Wednesday 8 November 2006
I just watched Schwarzenegger's movie Commando straight through for the first time. (I'd only caught the very end before.) I found it very amusing. I should have watched it before now. I had no idea that it had such a robust cast: In addition to the obvious Schwarzenegger, Rae Dawn Chong, and Alyssa Milano, the film featured Dan Hedaya (who looked afraid of the gun he was firing at the film's climax), Bill Duke (the world's blackest man), David Patrick Kelley ("Warriors, come out and play!"), Branscome Richmond (who is in almost every non-speaking role in the past 30 years where a Portuguese/Spanish/Mexican/Indian is getting his ass kicked and the director needs a good reaction shot but we all know him from Renegade), and Bill Paxton (as Bill Paxton; is there any other role for him?). I mean, damn.

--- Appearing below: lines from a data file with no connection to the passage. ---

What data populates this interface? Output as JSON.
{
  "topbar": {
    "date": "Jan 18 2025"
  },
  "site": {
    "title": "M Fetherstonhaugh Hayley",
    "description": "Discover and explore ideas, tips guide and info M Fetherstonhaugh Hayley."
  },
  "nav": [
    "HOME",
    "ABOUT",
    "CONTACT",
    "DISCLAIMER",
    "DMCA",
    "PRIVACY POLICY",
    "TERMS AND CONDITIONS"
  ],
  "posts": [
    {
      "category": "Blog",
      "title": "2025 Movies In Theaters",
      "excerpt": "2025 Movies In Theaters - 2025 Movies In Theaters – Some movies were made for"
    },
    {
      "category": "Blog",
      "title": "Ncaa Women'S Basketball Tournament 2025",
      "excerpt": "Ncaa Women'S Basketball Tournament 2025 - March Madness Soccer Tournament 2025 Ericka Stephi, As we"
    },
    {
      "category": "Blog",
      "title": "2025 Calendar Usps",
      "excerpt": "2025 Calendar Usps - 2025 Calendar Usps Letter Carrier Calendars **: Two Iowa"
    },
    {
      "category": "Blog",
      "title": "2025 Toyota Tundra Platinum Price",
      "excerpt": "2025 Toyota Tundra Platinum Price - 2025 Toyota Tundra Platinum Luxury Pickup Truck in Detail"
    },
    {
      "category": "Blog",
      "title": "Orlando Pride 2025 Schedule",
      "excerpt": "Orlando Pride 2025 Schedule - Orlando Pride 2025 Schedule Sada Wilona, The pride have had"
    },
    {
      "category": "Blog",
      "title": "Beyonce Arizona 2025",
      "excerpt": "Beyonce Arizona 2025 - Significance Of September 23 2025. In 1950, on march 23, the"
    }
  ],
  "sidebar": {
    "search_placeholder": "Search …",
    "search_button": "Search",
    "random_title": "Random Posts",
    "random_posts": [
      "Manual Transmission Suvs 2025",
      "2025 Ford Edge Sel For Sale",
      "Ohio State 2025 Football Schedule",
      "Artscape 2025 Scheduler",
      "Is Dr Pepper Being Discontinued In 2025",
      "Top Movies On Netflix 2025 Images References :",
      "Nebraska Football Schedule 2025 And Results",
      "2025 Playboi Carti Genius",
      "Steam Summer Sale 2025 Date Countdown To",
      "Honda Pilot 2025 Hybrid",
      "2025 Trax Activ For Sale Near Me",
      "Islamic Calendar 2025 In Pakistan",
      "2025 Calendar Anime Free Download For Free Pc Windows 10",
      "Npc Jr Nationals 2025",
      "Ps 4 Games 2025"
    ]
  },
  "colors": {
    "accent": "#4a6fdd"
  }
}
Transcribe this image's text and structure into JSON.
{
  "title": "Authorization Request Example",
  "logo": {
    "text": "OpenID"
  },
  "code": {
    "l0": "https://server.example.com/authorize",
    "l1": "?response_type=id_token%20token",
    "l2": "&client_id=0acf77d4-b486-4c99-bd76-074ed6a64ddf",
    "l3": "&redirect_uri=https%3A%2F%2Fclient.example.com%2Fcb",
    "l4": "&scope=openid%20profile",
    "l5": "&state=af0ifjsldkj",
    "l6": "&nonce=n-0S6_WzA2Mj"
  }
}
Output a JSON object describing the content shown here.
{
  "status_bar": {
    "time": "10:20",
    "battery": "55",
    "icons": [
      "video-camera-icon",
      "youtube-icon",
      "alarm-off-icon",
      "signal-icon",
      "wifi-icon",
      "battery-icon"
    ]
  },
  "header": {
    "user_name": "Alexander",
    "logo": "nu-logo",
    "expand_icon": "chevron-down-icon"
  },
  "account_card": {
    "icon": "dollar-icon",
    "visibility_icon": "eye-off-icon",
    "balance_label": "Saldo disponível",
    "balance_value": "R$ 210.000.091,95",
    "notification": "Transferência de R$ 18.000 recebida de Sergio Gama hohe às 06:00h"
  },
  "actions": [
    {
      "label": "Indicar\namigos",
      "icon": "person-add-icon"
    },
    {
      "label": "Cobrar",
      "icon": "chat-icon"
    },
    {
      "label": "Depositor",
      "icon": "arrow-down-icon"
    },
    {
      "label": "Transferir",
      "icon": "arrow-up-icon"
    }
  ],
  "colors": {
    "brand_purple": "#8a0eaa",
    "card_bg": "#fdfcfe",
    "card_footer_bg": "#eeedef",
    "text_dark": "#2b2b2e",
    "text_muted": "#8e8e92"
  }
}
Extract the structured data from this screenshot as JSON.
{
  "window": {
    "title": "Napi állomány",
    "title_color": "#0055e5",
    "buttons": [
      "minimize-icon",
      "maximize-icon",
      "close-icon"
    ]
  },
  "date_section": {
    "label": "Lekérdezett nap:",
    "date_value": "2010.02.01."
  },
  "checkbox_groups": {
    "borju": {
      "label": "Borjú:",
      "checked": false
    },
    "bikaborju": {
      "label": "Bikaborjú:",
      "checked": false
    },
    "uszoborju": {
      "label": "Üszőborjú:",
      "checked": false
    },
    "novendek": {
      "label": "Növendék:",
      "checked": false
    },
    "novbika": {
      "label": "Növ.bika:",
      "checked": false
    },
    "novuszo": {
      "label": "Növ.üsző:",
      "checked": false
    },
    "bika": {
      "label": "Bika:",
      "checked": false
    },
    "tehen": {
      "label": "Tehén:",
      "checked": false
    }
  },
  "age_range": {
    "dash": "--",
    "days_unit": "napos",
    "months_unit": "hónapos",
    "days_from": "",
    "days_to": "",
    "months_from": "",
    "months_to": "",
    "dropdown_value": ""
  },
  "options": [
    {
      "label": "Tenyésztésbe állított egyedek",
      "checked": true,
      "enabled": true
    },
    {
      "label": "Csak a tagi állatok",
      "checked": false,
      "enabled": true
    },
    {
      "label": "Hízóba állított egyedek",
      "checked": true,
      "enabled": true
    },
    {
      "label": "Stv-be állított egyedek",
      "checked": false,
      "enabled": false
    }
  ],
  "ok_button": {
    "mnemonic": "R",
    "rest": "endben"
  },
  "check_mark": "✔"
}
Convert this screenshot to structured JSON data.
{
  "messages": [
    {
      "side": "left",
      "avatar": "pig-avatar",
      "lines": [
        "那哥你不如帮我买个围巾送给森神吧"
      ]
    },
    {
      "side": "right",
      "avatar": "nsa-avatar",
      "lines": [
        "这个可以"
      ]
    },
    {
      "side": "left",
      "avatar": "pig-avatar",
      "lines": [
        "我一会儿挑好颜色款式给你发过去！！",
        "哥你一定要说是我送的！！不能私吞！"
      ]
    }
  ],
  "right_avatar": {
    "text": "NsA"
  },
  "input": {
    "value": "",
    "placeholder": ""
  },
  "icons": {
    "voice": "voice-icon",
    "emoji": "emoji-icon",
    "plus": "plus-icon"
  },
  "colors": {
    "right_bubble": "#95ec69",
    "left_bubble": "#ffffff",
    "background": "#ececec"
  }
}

Speaking of casting, when it comes time for Schwarzenegger's Col. John Matrix to kill everyone in sight, it's pretty clear that they weren't filming on location in Latin America. (Wait, is John Matrix even a real name? His daughter's name was Jenny Matrix? Could I just make a movie and call someone something really stupid like Ford Taurus and get away with it? At least "Action" Jackson and "Desolation" WIlliams were nicknames.) I think every extra was a white guy wearing a really bad Groucho mustache and fake sideburns made of felt. Perhaps the grooming habits enforced by Dan Hedaya's deposed dictator were the reason that he was overthrown in the first place. It can't be easy to fight a coup d'etat when you have to make sure that you aren't sweating off your spirit gum.
It would have been a MUCH better film if any attempt had been made to make Matrix's antagonist Bennett look a) strong, b) fearsome, or c) less like a butch fag. (Clearly, this is the character that South Park's Mr. Slave is based on.) Bennett's mustache is the worst looking thing in the movie after his leather pants and sleeveless chainmail shirt. As Matrix taunts him into a hand-to-hand knife duel, his face goes through some orgasmic contortions that I think are just a little bit uncomfortable to watch on a man dressed in fetish gear before a bodybuilder who has been oiled-up for a "straight" action scene. Then I'm suddenly supposed to believe that this flabby gay man has equal strength to manly-man Matrix, who I've watched break steel chains in his bare hands, lift a phone booth over his head, remove a bolted down car seat, and kill Bill Duke? Um, no.
It's also completely worth noting that this film was penned by Jeph Loeb, a comic book writer that I once respected. That is, until he teamed up with Jim Lee to produce one of the worst stories in the history of Batman only to wash it down with some of the worst stories in the history of Superman/Batman. >sigh<. Credits for the film bill Loeb as "Joseph Loeb III," the same writer who wrote Teen Wolf and Teen Wolf 2, which really means that I shouldn't have ever respected him as a comic book writer in the first place. Teen Wolf was the only movie that I was ever embarrassed for having watched. My skin still crawls thinking about it. Curse you, Michael J. Fox, for following up Back to the Future with that, that... thing!